AVAILABLE DATA START
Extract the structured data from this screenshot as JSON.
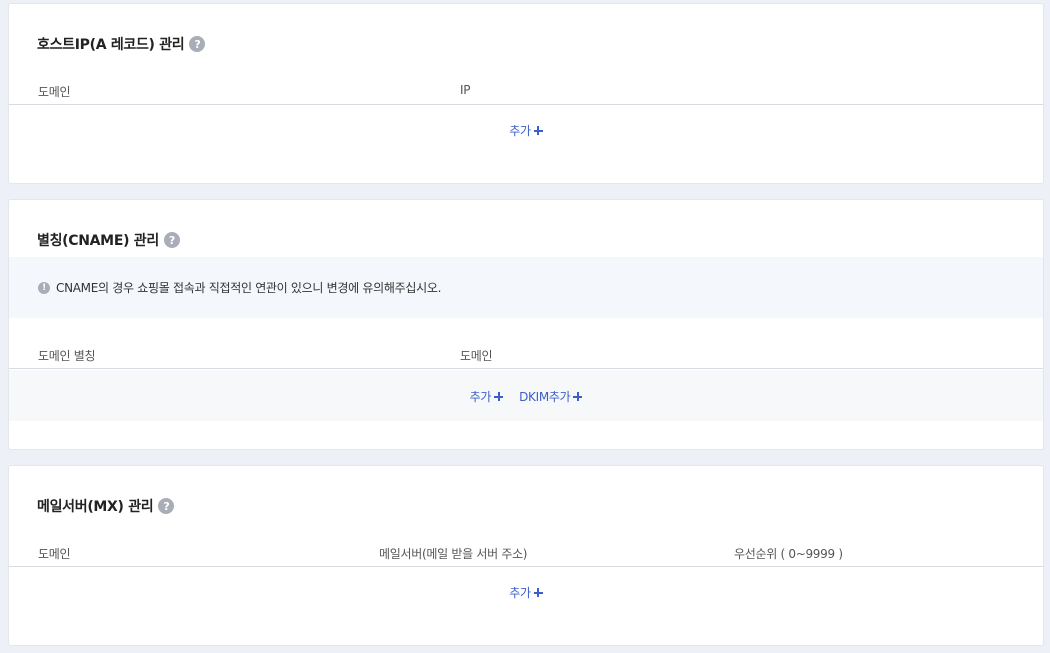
{
  "a_record": {
    "title": "호스트IP(A 레코드) 관리",
    "help": "?",
    "headers": [
      "도메인",
      "IP"
    ],
    "add_label": "추가"
  },
  "cname": {
    "title": "별칭(CNAME) 관리",
    "help": "?",
    "notice_icon": "!",
    "notice": "CNAME의 경우 쇼핑몰 접속과 직접적인 연관이 있으니 변경에 유의해주십시오.",
    "headers": [
      "도메인 별칭",
      "도메인"
    ],
    "add_label": "추가",
    "dkim_add_label": "DKIM추가"
  },
  "mx": {
    "title": "메일서버(MX) 관리",
    "help": "?",
    "headers": [
      "도메인",
      "메일서버(메일 받을 서버 주소)",
      "우선순위 ( 0~9999 )"
    ],
    "add_label": "추가"
  },
  "colors": {
    "accent": "#3a5fc8",
    "background": "#edf0f6",
    "notice_bg": "#f4f7fc"
  }
}
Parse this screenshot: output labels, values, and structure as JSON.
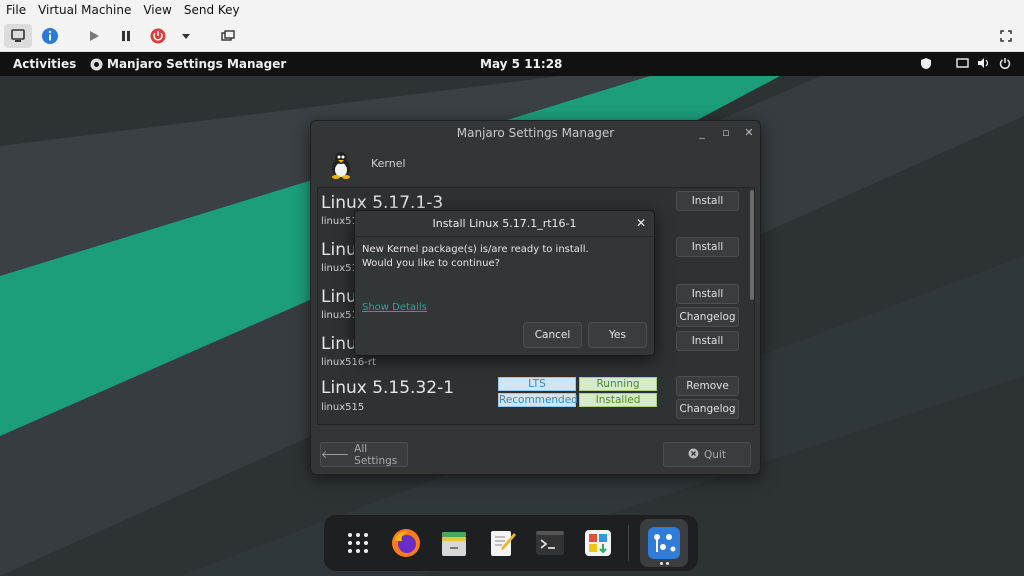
{
  "host_menu": [
    "File",
    "Virtual Machine",
    "View",
    "Send Key"
  ],
  "gnome_bar": {
    "activities": "Activities",
    "app_name": "Manjaro Settings Manager",
    "clock": "May 5  11:28"
  },
  "window": {
    "title": "Manjaro Settings Manager",
    "module": "Kernel",
    "kernels": [
      {
        "name": "Linux 5.17.1-3",
        "pkg": "linux517",
        "buttons": [
          "Install"
        ]
      },
      {
        "name": "Linux 5.17.1_rt16-1",
        "pkg": "linux517-rt",
        "buttons": [
          "Install"
        ]
      },
      {
        "name": "Linux 5.16.18-1",
        "pkg": "linux516",
        "buttons": [
          "Install",
          "Changelog"
        ]
      },
      {
        "name": "Linux 5.16.2_rt19-1",
        "pkg": "linux516-rt",
        "buttons": [
          "Install"
        ]
      },
      {
        "name": "Linux 5.15.32-1",
        "pkg": "linux515",
        "tags": [
          "LTS",
          "Running",
          "Recommended",
          "Installed"
        ],
        "buttons": [
          "Remove",
          "Changelog"
        ]
      }
    ],
    "all_settings": "All Settings",
    "quit": "Quit"
  },
  "dialog": {
    "title": "Install Linux 5.17.1_rt16-1",
    "line1": "New Kernel package(s) is/are ready to install.",
    "line2": "Would you like to continue?",
    "show_details": "Show Details",
    "cancel": "Cancel",
    "yes": "Yes"
  },
  "colors": {
    "accent_green": "#1b9f7b",
    "tag_blue": "#cfe6f7",
    "tag_green": "#d6ecc8",
    "link": "#26a59a"
  },
  "dock": [
    "app-grid-icon",
    "firefox-icon",
    "files-icon",
    "text-editor-icon",
    "terminal-icon",
    "software-icon",
    "settings-manager-icon"
  ]
}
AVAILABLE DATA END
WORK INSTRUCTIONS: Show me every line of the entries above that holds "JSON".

REPLY TO THE EXERCISE:
Extract the structured data from this screenshot as JSON.
Parse this screenshot: output labels, values, and structure as JSON.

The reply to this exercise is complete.